To deny that there is a Ding an sich, or to affirm that “our knowledge is situational, holistic, and constructive,” does not overturn the fact that when we speak we are speaking of something. Even if every property of a subject-matter is relational, those properties are no less real for that. Eco champions a conjectural criticism in which interpretations may not be final or decisive, but they can be rejected as “bad or far-fetched.” It is enough for him “to recognize that it is not true that everything goes.” This amounts for Eco to an essential fallibilism that involves the practice of checking interpretations against the consensus of an interpretive community (Popper and Gadamer both rate approving mentions). Not every interpretation of a text is pertinent-there are both impossible pertinences and crazy pertinences: “The Titanic bumped into an iceberg and Freud lived in Berggasse, but such a pseudo-etymological analogy cannot justify a psychoanalytic explanation of the Titanic case.” What a spoil-sport this Eco is. Isn’t it fun to interpret texts in such an uninhibited manner-what Peirce calls “the play of musement”? Sometimes it is, Eco admits: “If my purpose were only to live pleasurably, why not use texts as though there were mescalin and why not decide that Beauty is Fun, Fun Beauty, that is all Ye know on Earth, and all ye need to know?”

Well, why not? Eco’s answer is that marvelling and curiosity is the source of all knowledge: “knowledge is a source of pleasure, and it is simply beautiful to discover why and how a given text can produce so many good interpretations.”

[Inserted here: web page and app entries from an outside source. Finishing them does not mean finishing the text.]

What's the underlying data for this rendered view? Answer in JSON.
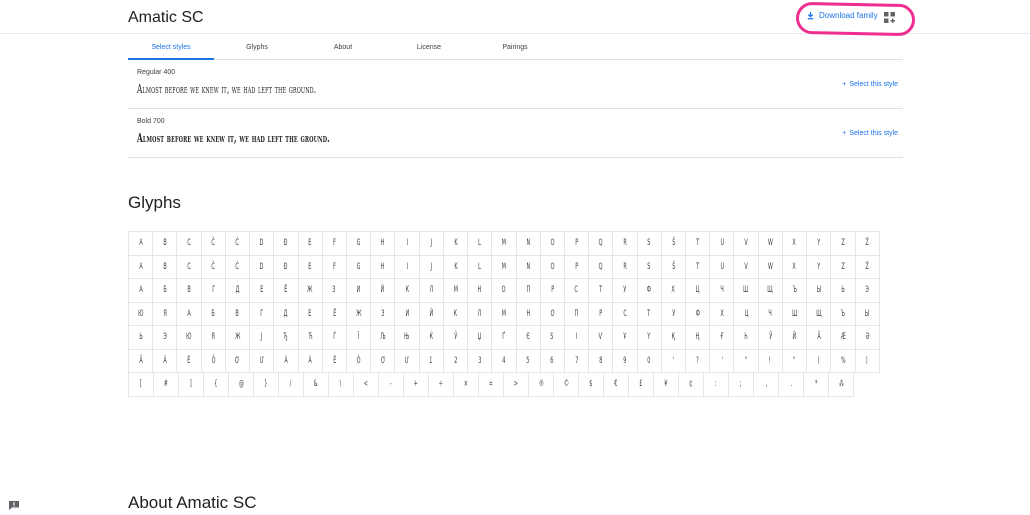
{
  "header": {
    "family_title": "Amatic SC",
    "download_label": "Download family"
  },
  "tabs": [
    "Select styles",
    "Glyphs",
    "About",
    "License",
    "Pairings"
  ],
  "active_tab": "Select styles",
  "styles": [
    {
      "name": "Regular 400",
      "sample": "Almost before we knew it, we had left the ground.",
      "action": "Select this style"
    },
    {
      "name": "Bold 700",
      "sample": "Almost before we knew it, we had left the ground.",
      "action": "Select this style"
    }
  ],
  "sections": {
    "glyphs_title": "Glyphs",
    "about_title": "About Amatic SC"
  },
  "glyph_rows": [
    [
      "A",
      "B",
      "C",
      "Č",
      "Ć",
      "D",
      "Đ",
      "E",
      "F",
      "G",
      "H",
      "I",
      "J",
      "K",
      "L",
      "M",
      "N",
      "O",
      "P",
      "Q",
      "R",
      "S",
      "Š",
      "T",
      "U",
      "V",
      "W",
      "X",
      "Y",
      "Z",
      "Ž"
    ],
    [
      "A",
      "B",
      "C",
      "Č",
      "Ć",
      "D",
      "Đ",
      "E",
      "F",
      "G",
      "H",
      "I",
      "J",
      "K",
      "L",
      "M",
      "N",
      "O",
      "P",
      "Q",
      "R",
      "S",
      "Š",
      "T",
      "U",
      "V",
      "W",
      "X",
      "Y",
      "Z",
      "Ž"
    ],
    [
      "А",
      "Б",
      "В",
      "Г",
      "Д",
      "Е",
      "Ё",
      "Ж",
      "З",
      "И",
      "Й",
      "К",
      "Л",
      "М",
      "Н",
      "О",
      "П",
      "Р",
      "С",
      "Т",
      "У",
      "Ф",
      "Х",
      "Ц",
      "Ч",
      "Ш",
      "Щ",
      "Ъ",
      "Ы",
      "Ь",
      "Э"
    ],
    [
      "Ю",
      "Я",
      "А",
      "Б",
      "В",
      "Г",
      "Д",
      "Е",
      "Ё",
      "Ж",
      "З",
      "И",
      "Й",
      "К",
      "Л",
      "М",
      "Н",
      "О",
      "П",
      "Р",
      "С",
      "Т",
      "У",
      "Ф",
      "Х",
      "Ц",
      "Ч",
      "Ш",
      "Щ",
      "Ъ",
      "Ы"
    ],
    [
      "Ь",
      "Э",
      "Ю",
      "Я",
      "Ж",
      "Ј",
      "Ђ",
      "Ћ",
      "Ѓ",
      "Ї",
      "Љ",
      "Њ",
      "Ќ",
      "Ў",
      "Џ",
      "Ґ",
      "Є",
      "Ѕ",
      "І",
      "Ѵ",
      "Ұ",
      "Ү",
      "Қ",
      "Ң",
      "Ғ",
      "Һ",
      "Ӯ",
      "Ӣ",
      "Ӑ",
      "Ӕ",
      "Ә"
    ],
    [
      "Ă",
      "Â",
      "Ê",
      "Ô",
      "Ơ",
      "Ư",
      "À",
      "Á",
      "Ê",
      "Ô",
      "Ơ",
      "Ư",
      "1",
      "2",
      "3",
      "4",
      "5",
      "6",
      "7",
      "8",
      "9",
      "0",
      "'",
      "?",
      "'",
      "\"",
      "!",
      "\"",
      "(",
      "%",
      ")"
    ],
    [
      "[",
      "#",
      "]",
      "{",
      "@",
      "}",
      "/",
      "&",
      "\\",
      "<",
      "-",
      "+",
      "÷",
      "×",
      "=",
      ">",
      "®",
      "©",
      "$",
      "€",
      "£",
      "¥",
      "¢",
      ":",
      ";",
      ",",
      ".",
      "*",
      "⁂"
    ]
  ]
}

Here, it seems to me, we stumble on another of those persistent dualisms Rorty prefers to forget about. Or maybe not. It’s not a way of dividing reality, but of distinguishing the temperaments of philosophers. If anything marks the personality and writing of Umberto Eco, it is an insatiable curiosity, love, and sense of wonder about the world. He’s having a good time, to be sure, but good times aren’t the point. It’s rather that the world itself — in all its intractable, intricate, deliciously ambiguous, quotidian reality — is to Eco so astonishingly rich. It’s there on every page: this man is mad to know about things, not as a projection of his needs or wants, but as having their own intrinsic interest, indeed dignity. Kant was like that, come to think of it, and Aristotle too.

In contrast, the Rorty I find as model author of this text, taking his random walk through life, tossed this way and that depending on the books he’s most recently come across, seems such a tepid character. He position is consummately worked out, but it seems so boringly inward-directed, with every book a mirror, instead of a window. Again, the insistence that this is “pragmatism” is off-putting to me precisely because Umberto Eco, in his ebullient thirst to know, seems so much more like John Dewey than Richard Rorty (or Stanley Fish, for heaven’s sake).

Maybe this reduces everything too easily to a question of psychological temperament, and inadvertently verifies Rorty’s suspicions about philosophical debates. But among the many values of this book is that it manages so well to record the encounter of two opposed positions in philosophy which involve, arguments aside, two opposed personalities. The courtesy the contributors show one another does not obstruct — as it often does on public occasions — an understanding of what keeps these thinkers apart. Interpretation and Overinterpretation is an excellent book, one of most valuable contributions to literary theory of recent years.

Copyright 1992 Johns Hopkins University Press. All rights reserved.